There are lots and lots of Aphids. Don’t know where they have come from, what they plan to do with the veggies. But they be everywhere. Having seen only one or two ladybirds, I really don’t want the little green blighters to be hanging around very much,

Butternut squash has all these little black ants all over it. They are creepiing and crawling around a mass of leaves, littered with male flowers. There are two female flowers at this point, with the rather bulbous butternut squash bud behind them. I would rather like the flowers to open, and hope that there is some pollination. That worries me a little, since I’ve seen all of one bumble bee. Have learned this week, that some varieties benefit from assisted polination. Keep glancing at it, hoping that the bees do the leg work for me. There is definitely some truth in there not being many bees around.

Now it is a case of wait and see, or good things come to those that wait perhaps. It’s all very exciting, planting things. One must however, take one’s time and let nature take it’s course. There may be a small victory dance if the butternut squash does actually pollinate. Then there is the aubergine. The one flower, is a little spikey,and closed as tight as a scotsman’s wallet. Doesn’t appear to be opening anytime soon.

Yours in Anticipation

Horticultural Hobbit

Autumn and allotment Sept 2011

With autumn, comes an allotment

The Gods of Horticulture in tandem with Saint Fiacre, have come good. One has a patch of hobbitland to call one’s own. About a week ago, I got that call from the allotment secretary. The half plot was mine, if I still wanted it.

At the end of week one

And I did!

The whole plot, only half is mine.

Eight by eleven metres, the half plot was over run. Not nearly as bad however, as the other plots that I had a choice from. There were two others, where the weeds were twice my height. Perhaps not then, the best to tackle. My plot, is the last but one. And at half the expected price due to just how neglected it was. I was fortunate, in that the ‘llotment secretary was one of the previous owners, and had also sprayed weedkiller that created a carpet of dead grass. Beneath it, the soil is clay. In the first half an hour that I was there, there were a few folks who did that sharp inhalation of breath usually associated with car mechanics. What ensued, was me digging up my log book and Ma saying she wanted the whole the thing. Not on my nelly. The spat lasted the whole weekend, and was not particularly amusing. But I had the key, the ‘lottment rules and time.

The start of week 2

Only today, have I found out the aspect. There are many who would feel that is useful. Standing at the front corner. I was standing 158 degree south.
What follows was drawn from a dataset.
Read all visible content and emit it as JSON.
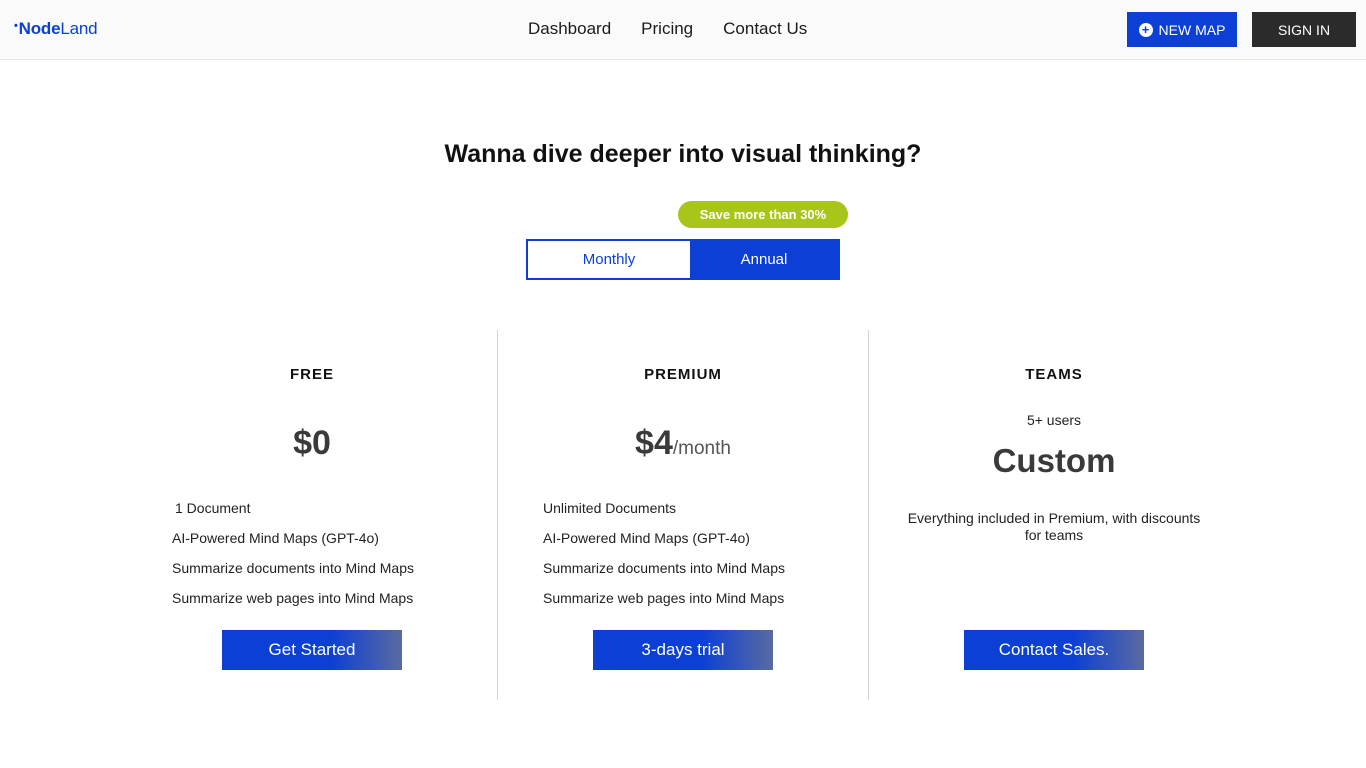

North was on my left shoulder, South diagonally opposite. To the more hard core, that makes perfect sense.

There is a plan. I have had it for what it feels an age.

The plan!

It is not set in stone, very few ever are. So this may well change. What I will have to do, is make sure that the soil is made lighter. There are plans afoot to form a leaf mold and also to have a compost bin. I did toy with the idea of a wormery, but then I took a look at the cost. That and I spent most of today apologising to every wiggly woo that chanced upon whilst digging. They are after al the good guys, to whom it pays to be nice.

At the moment, I am trying to pace myself. Being only too aware, that whilst this requires hard work, in the long run there will be dividends. It will be all to easy to pelt at the plot, when like all good things it is nice to have a process. I was very encouraged to see that there were butternuts on the plots. Poor Gladys was our summer drama queen. Seeing the cropped product made me feel that much better. That butternuts can be grown, and in hobbit land. There are also pumpkins, a lot like Bruno the ghost rider. I must have been doing something right at home.

Allotments in themselves, are a community. Seeing different people come and go, is really quite nice. And here I am, starting out.